▸ Aim of the exercise: Tally every line of the listing where the string "JSON" is found, and state the total alone.

▸ Information:
○ ○ ○ ○ ○ ○ ○

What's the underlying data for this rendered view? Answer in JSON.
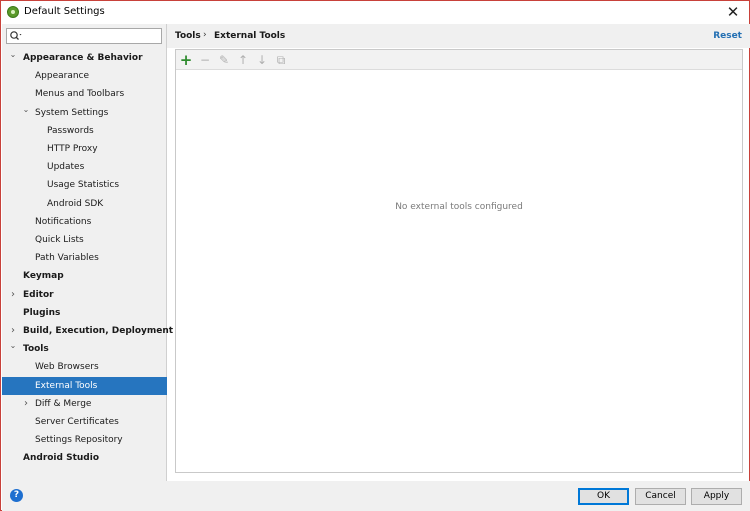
{
  "window": {
    "title": "Default Settings",
    "close_glyph": "✕"
  },
  "search": {
    "placeholder": "",
    "value": ""
  },
  "tree": [
    {
      "label": "Appearance & Behavior",
      "level": 0,
      "bold": true,
      "arrow": "expanded"
    },
    {
      "label": "Appearance",
      "level": 1
    },
    {
      "label": "Menus and Toolbars",
      "level": 1
    },
    {
      "label": "System Settings",
      "level": 1,
      "arrow": "expanded"
    },
    {
      "label": "Passwords",
      "level": 2
    },
    {
      "label": "HTTP Proxy",
      "level": 2
    },
    {
      "label": "Updates",
      "level": 2
    },
    {
      "label": "Usage Statistics",
      "level": 2
    },
    {
      "label": "Android SDK",
      "level": 2
    },
    {
      "label": "Notifications",
      "level": 1
    },
    {
      "label": "Quick Lists",
      "level": 1
    },
    {
      "label": "Path Variables",
      "level": 1
    },
    {
      "label": "Keymap",
      "level": 0,
      "bold": true
    },
    {
      "label": "Editor",
      "level": 0,
      "bold": true,
      "arrow": "collapsed"
    },
    {
      "label": "Plugins",
      "level": 0,
      "bold": true
    },
    {
      "label": "Build, Execution, Deployment",
      "level": 0,
      "bold": true,
      "arrow": "collapsed"
    },
    {
      "label": "Tools",
      "level": 0,
      "bold": true,
      "arrow": "expanded"
    },
    {
      "label": "Web Browsers",
      "level": 1
    },
    {
      "label": "External Tools",
      "level": 1,
      "selected": true
    },
    {
      "label": "Diff & Merge",
      "level": 1,
      "arrow": "collapsed"
    },
    {
      "label": "Server Certificates",
      "level": 1
    },
    {
      "label": "Settings Repository",
      "level": 1
    },
    {
      "label": "Android Studio",
      "level": 0,
      "bold": true
    }
  ],
  "breadcrumb": {
    "parent": "Tools",
    "separator": "›",
    "current": "External Tools"
  },
  "header": {
    "reset_label": "Reset"
  },
  "toolbar": {
    "buttons": [
      {
        "name": "add-icon",
        "glyph": "+",
        "color": "#2e8b2e",
        "enabled": true
      },
      {
        "name": "remove-icon",
        "glyph": "−",
        "color": "#b0b0b0",
        "enabled": false
      },
      {
        "name": "edit-icon",
        "glyph": "✎",
        "color": "#b0b0b0",
        "enabled": false
      },
      {
        "name": "move-up-icon",
        "glyph": "↑",
        "color": "#b0b0b0",
        "enabled": false
      },
      {
        "name": "move-down-icon",
        "glyph": "↓",
        "color": "#b0b0b0",
        "enabled": false
      },
      {
        "name": "copy-icon",
        "glyph": "⧉",
        "color": "#b0b0b0",
        "enabled": false
      }
    ]
  },
  "panel": {
    "empty_text": "No external tools configured"
  },
  "footer": {
    "help_glyph": "?",
    "ok_label": "OK",
    "cancel_label": "Cancel",
    "apply_label": "Apply"
  },
  "colors": {
    "selection": "#2675bf",
    "link": "#2470b3",
    "accent_border": "#c8413a"
  }
}
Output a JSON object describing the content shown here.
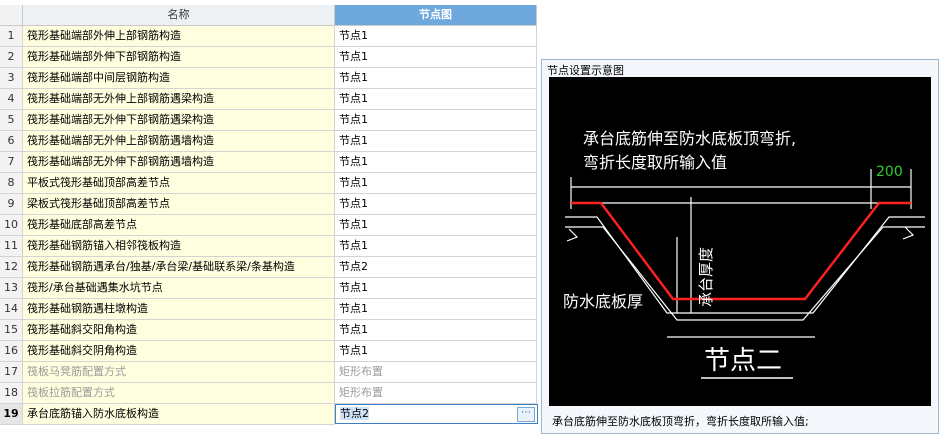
{
  "grid": {
    "header": {
      "name": "名称",
      "node": "节点图"
    },
    "rows": [
      {
        "num": "1",
        "name": "筏形基础端部外伸上部钢筋构造",
        "node": "节点1"
      },
      {
        "num": "2",
        "name": "筏形基础端部外伸下部钢筋构造",
        "node": "节点1"
      },
      {
        "num": "3",
        "name": "筏形基础端部中间层钢筋构造",
        "node": "节点1"
      },
      {
        "num": "4",
        "name": "筏形基础端部无外伸上部钢筋遇梁构造",
        "node": "节点1"
      },
      {
        "num": "5",
        "name": "筏形基础端部无外伸下部钢筋遇梁构造",
        "node": "节点1"
      },
      {
        "num": "6",
        "name": "筏形基础端部无外伸上部钢筋遇墙构造",
        "node": "节点1"
      },
      {
        "num": "7",
        "name": "筏形基础端部无外伸下部钢筋遇墙构造",
        "node": "节点1"
      },
      {
        "num": "8",
        "name": "平板式筏形基础顶部高差节点",
        "node": "节点1"
      },
      {
        "num": "9",
        "name": "梁板式筏形基础顶部高差节点",
        "node": "节点1"
      },
      {
        "num": "10",
        "name": "筏形基础底部高差节点",
        "node": "节点1"
      },
      {
        "num": "11",
        "name": "筏形基础钢筋锚入相邻筏板构造",
        "node": "节点1"
      },
      {
        "num": "12",
        "name": "筏形基础钢筋遇承台/独基/承台梁/基础联系梁/条基构造",
        "node": "节点2"
      },
      {
        "num": "13",
        "name": "筏形/承台基础遇集水坑节点",
        "node": "节点1"
      },
      {
        "num": "14",
        "name": "筏形基础钢筋遇柱墩构造",
        "node": "节点1"
      },
      {
        "num": "15",
        "name": "筏形基础斜交阳角构造",
        "node": "节点1"
      },
      {
        "num": "16",
        "name": "筏形基础斜交阴角构造",
        "node": "节点1"
      },
      {
        "num": "17",
        "name": "筏板马凳筋配置方式",
        "node": "矩形布置",
        "dim": true
      },
      {
        "num": "18",
        "name": "筏板拉筋配置方式",
        "node": "矩形布置",
        "dim": true
      },
      {
        "num": "19",
        "name": "承台底筋锚入防水底板构造",
        "node": "节点2",
        "selected": true
      }
    ]
  },
  "panel": {
    "title": "节点设置示意图",
    "caption": "承台底筋伸至防水底板顶弯折，弯折长度取所输入值;",
    "diagram": {
      "note_line1": "承台底筋伸至防水底板顶弯折,",
      "note_line2": "弯折长度取所输入值",
      "dimension": "200",
      "label_waterproof": "防水底板厚",
      "label_thickness": "承台厚度",
      "node_title": "节点二"
    }
  },
  "colors": {
    "header_active": "#6fa8dc",
    "name_bg": "#ffffe0",
    "rebar": "#ff2020",
    "dim_text": "#33cc33"
  }
}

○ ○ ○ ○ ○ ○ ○

▸ Output: 2